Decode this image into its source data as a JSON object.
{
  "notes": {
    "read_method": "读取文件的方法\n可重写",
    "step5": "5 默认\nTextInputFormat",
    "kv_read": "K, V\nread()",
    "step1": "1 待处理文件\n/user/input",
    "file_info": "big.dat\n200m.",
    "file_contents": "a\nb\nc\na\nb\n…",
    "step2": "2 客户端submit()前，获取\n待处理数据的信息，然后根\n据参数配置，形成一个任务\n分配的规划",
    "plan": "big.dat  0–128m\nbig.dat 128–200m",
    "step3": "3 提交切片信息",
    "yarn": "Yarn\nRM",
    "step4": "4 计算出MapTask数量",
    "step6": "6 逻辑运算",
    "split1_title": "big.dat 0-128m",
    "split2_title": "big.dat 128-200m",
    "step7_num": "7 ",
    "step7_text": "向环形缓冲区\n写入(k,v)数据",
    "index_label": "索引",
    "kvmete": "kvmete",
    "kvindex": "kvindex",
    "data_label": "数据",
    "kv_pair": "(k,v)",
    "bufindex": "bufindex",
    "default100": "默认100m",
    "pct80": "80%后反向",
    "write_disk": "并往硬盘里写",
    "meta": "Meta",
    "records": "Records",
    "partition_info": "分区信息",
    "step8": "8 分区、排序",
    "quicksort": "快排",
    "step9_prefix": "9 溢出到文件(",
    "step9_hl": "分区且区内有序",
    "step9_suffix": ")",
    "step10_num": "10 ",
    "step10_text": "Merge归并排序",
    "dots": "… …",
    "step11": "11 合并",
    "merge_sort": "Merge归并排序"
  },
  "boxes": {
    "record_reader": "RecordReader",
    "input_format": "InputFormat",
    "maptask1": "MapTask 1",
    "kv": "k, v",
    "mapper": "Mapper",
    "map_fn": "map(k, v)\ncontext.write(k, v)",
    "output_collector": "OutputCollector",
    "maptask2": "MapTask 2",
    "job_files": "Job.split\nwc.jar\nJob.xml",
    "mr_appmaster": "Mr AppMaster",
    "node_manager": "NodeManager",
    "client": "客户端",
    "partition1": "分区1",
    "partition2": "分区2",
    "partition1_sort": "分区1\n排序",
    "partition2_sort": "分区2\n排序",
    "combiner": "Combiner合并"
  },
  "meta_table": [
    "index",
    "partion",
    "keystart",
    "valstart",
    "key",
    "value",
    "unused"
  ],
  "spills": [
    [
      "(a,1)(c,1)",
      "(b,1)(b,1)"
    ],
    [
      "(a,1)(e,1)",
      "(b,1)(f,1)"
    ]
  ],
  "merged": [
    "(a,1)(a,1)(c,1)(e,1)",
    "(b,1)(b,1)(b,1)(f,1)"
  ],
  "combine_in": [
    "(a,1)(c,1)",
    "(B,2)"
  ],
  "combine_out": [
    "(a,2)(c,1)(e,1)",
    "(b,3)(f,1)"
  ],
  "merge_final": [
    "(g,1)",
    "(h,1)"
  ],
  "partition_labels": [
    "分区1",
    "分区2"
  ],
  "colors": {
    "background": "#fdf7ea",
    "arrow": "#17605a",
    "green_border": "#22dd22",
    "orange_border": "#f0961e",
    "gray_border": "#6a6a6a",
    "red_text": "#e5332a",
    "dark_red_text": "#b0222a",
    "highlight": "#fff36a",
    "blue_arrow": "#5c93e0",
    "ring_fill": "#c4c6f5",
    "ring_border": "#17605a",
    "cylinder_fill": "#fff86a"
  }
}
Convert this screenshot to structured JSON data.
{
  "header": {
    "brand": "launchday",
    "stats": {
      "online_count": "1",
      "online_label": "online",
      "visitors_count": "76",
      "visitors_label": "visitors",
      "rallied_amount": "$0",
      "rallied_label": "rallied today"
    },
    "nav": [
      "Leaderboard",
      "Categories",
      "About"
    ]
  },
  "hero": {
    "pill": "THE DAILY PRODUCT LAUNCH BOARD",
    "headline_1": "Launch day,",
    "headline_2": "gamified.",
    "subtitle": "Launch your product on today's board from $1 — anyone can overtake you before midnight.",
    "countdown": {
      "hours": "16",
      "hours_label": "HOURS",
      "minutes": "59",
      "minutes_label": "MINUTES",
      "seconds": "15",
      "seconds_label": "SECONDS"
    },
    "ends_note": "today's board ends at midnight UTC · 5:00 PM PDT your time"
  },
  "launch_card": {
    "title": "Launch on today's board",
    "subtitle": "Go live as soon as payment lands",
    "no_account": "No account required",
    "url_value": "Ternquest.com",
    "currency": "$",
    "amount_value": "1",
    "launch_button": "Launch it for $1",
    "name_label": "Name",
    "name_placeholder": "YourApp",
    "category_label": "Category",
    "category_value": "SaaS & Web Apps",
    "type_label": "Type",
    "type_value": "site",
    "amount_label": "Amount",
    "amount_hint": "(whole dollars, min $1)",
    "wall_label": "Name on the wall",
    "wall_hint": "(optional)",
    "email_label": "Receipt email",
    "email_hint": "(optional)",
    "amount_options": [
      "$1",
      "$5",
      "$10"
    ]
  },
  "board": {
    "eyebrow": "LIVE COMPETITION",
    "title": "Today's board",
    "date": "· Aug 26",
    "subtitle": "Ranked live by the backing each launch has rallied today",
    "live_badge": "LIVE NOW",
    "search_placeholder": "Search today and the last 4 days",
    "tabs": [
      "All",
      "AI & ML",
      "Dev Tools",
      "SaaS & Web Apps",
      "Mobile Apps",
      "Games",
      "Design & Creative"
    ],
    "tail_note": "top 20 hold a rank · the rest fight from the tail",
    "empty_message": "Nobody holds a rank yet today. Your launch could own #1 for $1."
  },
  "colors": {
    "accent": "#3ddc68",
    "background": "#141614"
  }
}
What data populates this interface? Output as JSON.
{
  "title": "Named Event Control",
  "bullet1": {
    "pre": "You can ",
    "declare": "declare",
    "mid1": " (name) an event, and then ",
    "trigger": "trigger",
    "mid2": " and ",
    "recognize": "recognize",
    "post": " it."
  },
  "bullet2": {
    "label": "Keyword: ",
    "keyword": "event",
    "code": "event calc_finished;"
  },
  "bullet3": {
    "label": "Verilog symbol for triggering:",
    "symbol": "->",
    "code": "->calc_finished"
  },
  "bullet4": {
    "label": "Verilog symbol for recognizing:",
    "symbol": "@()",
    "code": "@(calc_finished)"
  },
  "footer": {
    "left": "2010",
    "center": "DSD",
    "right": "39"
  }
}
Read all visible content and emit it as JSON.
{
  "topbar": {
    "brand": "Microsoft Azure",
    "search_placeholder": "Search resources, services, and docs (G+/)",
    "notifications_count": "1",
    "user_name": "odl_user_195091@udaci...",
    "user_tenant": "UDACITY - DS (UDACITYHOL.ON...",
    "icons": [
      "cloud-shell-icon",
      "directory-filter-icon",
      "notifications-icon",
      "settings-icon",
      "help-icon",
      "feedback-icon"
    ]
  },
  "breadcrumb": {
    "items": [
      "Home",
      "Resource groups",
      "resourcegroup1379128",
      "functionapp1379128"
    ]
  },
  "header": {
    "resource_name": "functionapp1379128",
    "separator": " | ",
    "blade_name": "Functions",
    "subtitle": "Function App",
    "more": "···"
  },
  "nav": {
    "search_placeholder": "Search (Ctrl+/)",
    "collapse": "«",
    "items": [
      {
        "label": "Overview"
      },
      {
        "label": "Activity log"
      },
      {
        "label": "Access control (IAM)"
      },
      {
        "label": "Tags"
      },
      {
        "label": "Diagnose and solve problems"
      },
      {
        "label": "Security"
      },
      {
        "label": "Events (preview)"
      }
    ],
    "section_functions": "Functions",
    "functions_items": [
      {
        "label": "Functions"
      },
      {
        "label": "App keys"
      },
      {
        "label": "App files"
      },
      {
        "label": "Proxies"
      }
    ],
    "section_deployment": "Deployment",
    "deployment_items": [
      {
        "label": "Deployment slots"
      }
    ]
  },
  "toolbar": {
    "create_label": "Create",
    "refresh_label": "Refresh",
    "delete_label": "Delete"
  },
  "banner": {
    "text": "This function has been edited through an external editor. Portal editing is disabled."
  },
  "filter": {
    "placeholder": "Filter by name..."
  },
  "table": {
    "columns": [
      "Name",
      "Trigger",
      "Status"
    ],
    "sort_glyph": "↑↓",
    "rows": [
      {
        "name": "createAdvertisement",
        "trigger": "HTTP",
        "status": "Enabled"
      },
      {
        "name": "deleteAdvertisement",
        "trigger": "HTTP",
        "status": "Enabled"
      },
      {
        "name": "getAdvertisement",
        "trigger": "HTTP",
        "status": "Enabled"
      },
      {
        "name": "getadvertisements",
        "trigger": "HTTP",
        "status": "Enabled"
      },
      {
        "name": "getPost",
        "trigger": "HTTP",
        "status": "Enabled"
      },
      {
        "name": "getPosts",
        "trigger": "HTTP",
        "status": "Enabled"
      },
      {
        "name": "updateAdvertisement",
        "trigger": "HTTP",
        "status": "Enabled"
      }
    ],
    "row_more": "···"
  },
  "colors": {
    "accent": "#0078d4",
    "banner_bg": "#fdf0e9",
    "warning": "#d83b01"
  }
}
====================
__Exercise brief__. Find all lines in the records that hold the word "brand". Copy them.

__Written answer__.
    "brand": "launchday",
    "brand": "Microsoft Azure",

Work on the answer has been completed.